- **WHAT TO DO**
If a line in the entries below contains "primary", copy it.

INFORMATION below:

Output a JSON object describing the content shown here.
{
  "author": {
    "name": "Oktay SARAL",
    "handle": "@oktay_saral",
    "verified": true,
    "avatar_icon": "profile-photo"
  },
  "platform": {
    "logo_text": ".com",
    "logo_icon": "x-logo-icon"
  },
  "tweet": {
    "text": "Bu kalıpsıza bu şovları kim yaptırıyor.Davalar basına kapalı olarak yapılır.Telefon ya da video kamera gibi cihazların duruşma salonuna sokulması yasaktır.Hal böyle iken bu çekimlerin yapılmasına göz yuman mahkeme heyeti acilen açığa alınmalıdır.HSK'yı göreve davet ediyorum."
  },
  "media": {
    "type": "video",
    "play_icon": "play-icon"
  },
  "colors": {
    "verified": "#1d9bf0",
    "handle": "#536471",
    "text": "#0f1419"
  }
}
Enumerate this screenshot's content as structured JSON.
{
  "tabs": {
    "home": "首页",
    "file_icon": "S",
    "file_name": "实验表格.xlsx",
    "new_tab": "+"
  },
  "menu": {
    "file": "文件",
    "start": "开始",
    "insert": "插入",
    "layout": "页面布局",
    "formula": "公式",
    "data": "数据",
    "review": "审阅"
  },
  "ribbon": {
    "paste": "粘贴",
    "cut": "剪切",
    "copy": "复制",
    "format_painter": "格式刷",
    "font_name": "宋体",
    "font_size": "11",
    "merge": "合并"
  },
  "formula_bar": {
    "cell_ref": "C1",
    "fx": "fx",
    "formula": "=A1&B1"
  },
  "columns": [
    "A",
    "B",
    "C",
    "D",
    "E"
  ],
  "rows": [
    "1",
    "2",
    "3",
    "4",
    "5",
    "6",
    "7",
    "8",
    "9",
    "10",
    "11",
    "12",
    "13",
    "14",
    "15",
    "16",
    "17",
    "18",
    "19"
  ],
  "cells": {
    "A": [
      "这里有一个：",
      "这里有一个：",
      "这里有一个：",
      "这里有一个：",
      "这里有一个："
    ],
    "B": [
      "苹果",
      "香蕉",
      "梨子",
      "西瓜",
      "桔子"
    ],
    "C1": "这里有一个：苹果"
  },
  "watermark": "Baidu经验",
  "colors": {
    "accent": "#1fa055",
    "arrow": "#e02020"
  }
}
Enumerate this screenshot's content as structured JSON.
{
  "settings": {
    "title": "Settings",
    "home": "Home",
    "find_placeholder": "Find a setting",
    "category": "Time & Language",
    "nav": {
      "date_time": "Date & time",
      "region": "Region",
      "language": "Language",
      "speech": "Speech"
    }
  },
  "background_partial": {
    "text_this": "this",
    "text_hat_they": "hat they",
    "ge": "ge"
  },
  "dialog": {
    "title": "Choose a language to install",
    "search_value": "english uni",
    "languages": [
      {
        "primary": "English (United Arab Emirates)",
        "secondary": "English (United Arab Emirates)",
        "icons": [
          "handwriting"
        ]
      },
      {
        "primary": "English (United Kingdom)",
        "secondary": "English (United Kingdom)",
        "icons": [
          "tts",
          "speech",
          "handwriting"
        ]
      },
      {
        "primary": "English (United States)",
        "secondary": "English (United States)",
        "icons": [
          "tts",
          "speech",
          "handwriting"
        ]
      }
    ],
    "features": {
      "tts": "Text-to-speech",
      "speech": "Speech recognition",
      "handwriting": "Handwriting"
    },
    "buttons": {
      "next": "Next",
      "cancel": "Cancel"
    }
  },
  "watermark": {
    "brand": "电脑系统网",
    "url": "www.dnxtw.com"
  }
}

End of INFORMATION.

- **RESULT FOR THIS TASK**
        "primary": "English (United Arab Emirates)",
        "primary": "English (United Kingdom)",
        "primary": "English (United States)",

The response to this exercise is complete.